■ **Requirement**
An identical copy of all the records is what the answer must contain.

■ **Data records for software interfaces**
⟨
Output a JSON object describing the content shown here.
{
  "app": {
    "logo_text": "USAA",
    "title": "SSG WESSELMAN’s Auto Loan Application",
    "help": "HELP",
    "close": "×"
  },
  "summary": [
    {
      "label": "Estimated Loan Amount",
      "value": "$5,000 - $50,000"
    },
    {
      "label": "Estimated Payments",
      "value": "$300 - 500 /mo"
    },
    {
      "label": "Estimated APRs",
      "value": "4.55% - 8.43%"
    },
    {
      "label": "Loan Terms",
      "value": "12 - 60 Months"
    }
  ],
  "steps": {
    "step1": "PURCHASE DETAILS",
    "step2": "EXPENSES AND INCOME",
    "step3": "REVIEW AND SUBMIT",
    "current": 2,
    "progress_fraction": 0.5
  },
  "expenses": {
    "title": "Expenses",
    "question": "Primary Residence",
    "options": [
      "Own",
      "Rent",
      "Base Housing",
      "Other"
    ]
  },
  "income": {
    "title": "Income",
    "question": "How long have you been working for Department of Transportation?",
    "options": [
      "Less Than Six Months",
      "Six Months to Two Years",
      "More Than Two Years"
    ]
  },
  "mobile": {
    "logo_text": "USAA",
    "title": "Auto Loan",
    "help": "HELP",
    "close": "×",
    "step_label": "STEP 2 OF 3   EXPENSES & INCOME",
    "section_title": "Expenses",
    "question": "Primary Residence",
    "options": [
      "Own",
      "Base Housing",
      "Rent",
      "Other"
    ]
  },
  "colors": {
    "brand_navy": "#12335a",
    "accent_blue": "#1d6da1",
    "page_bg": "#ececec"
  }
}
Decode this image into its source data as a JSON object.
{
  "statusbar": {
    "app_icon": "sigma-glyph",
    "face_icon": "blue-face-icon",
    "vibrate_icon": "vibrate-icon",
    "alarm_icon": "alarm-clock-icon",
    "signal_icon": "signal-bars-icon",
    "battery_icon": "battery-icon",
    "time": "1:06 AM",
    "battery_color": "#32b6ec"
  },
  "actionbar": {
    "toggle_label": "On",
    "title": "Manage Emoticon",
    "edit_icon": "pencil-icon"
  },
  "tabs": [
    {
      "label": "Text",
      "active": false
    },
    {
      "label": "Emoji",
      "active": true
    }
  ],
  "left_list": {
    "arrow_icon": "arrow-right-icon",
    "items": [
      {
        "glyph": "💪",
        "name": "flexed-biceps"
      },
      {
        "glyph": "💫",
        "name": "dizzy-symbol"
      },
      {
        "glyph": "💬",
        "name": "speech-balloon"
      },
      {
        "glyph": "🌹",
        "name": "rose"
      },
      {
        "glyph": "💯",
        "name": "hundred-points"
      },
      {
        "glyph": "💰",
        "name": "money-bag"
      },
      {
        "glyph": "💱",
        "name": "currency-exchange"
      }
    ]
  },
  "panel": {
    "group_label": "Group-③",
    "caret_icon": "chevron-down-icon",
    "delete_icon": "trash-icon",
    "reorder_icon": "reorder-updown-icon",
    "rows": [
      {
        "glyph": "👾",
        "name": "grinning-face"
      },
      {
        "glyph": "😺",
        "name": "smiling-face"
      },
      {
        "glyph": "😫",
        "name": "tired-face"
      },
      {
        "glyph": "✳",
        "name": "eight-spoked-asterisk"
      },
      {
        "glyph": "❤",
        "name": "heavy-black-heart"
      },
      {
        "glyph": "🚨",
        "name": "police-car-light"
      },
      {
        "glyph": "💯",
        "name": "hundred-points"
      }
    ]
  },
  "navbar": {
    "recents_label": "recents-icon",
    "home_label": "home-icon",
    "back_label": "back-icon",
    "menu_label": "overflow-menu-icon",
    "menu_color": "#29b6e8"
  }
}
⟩
■ **Response to the task**
Output a JSON object describing the content shown here.
{
  "app": {
    "logo_text": "USAA",
    "title": "SSG WESSELMAN’s Auto Loan Application",
    "help": "HELP",
    "close": "×"
  },
  "summary": [
    {
      "label": "Estimated Loan Amount",
      "value": "$5,000 - $50,000"
    },
    {
      "label": "Estimated Payments",
      "value": "$300 - 500 /mo"
    },
    {
      "label": "Estimated APRs",
      "value": "4.55% - 8.43%"
    },
    {
      "label": "Loan Terms",
      "value": "12 - 60 Months"
    }
  ],
  "steps": {
    "step1": "PURCHASE DETAILS",
    "step2": "EXPENSES AND INCOME",
    "step3": "REVIEW AND SUBMIT",
    "current": 2,
    "progress_fraction": 0.5
  },
  "expenses": {
    "title": "Expenses",
    "question": "Primary Residence",
    "options": [
      "Own",
      "Rent",
      "Base Housing",
      "Other"
    ]
  },
  "income": {
    "title": "Income",
    "question": "How long have you been working for Department of Transportation?",
    "options": [
      "Less Than Six Months",
      "Six Months to Two Years",
      "More Than Two Years"
    ]
  },
  "mobile": {
    "logo_text": "USAA",
    "title": "Auto Loan",
    "help": "HELP",
    "close": "×",
    "step_label": "STEP 2 OF 3   EXPENSES & INCOME",
    "section_title": "Expenses",
    "question": "Primary Residence",
    "options": [
      "Own",
      "Base Housing",
      "Rent",
      "Other"
    ]
  },
  "colors": {
    "brand_navy": "#12335a",
    "accent_blue": "#1d6da1",
    "page_bg": "#ececec"
  }
}
Decode this image into its source data as a JSON object.
{
  "statusbar": {
    "app_icon": "sigma-glyph",
    "face_icon": "blue-face-icon",
    "vibrate_icon": "vibrate-icon",
    "alarm_icon": "alarm-clock-icon",
    "signal_icon": "signal-bars-icon",
    "battery_icon": "battery-icon",
    "time": "1:06 AM",
    "battery_color": "#32b6ec"
  },
  "actionbar": {
    "toggle_label": "On",
    "title": "Manage Emoticon",
    "edit_icon": "pencil-icon"
  },
  "tabs": [
    {
      "label": "Text",
      "active": false
    },
    {
      "label": "Emoji",
      "active": true
    }
  ],
  "left_list": {
    "arrow_icon": "arrow-right-icon",
    "items": [
      {
        "glyph": "💪",
        "name": "flexed-biceps"
      },
      {
        "glyph": "💫",
        "name": "dizzy-symbol"
      },
      {
        "glyph": "💬",
        "name": "speech-balloon"
      },
      {
        "glyph": "🌹",
        "name": "rose"
      },
      {
        "glyph": "💯",
        "name": "hundred-points"
      },
      {
        "glyph": "💰",
        "name": "money-bag"
      },
      {
        "glyph": "💱",
        "name": "currency-exchange"
      }
    ]
  },
  "panel": {
    "group_label": "Group-③",
    "caret_icon": "chevron-down-icon",
    "delete_icon": "trash-icon",
    "reorder_icon": "reorder-updown-icon",
    "rows": [
      {
        "glyph": "👾",
        "name": "grinning-face"
      },
      {
        "glyph": "😺",
        "name": "smiling-face"
      },
      {
        "glyph": "😫",
        "name": "tired-face"
      },
      {
        "glyph": "✳",
        "name": "eight-spoked-asterisk"
      },
      {
        "glyph": "❤",
        "name": "heavy-black-heart"
      },
      {
        "glyph": "🚨",
        "name": "police-car-light"
      },
      {
        "glyph": "💯",
        "name": "hundred-points"
      }
    ]
  },
  "navbar": {
    "recents_label": "recents-icon",
    "home_label": "home-icon",
    "back_label": "back-icon",
    "menu_label": "overflow-menu-icon",
    "menu_color": "#29b6e8"
  }
}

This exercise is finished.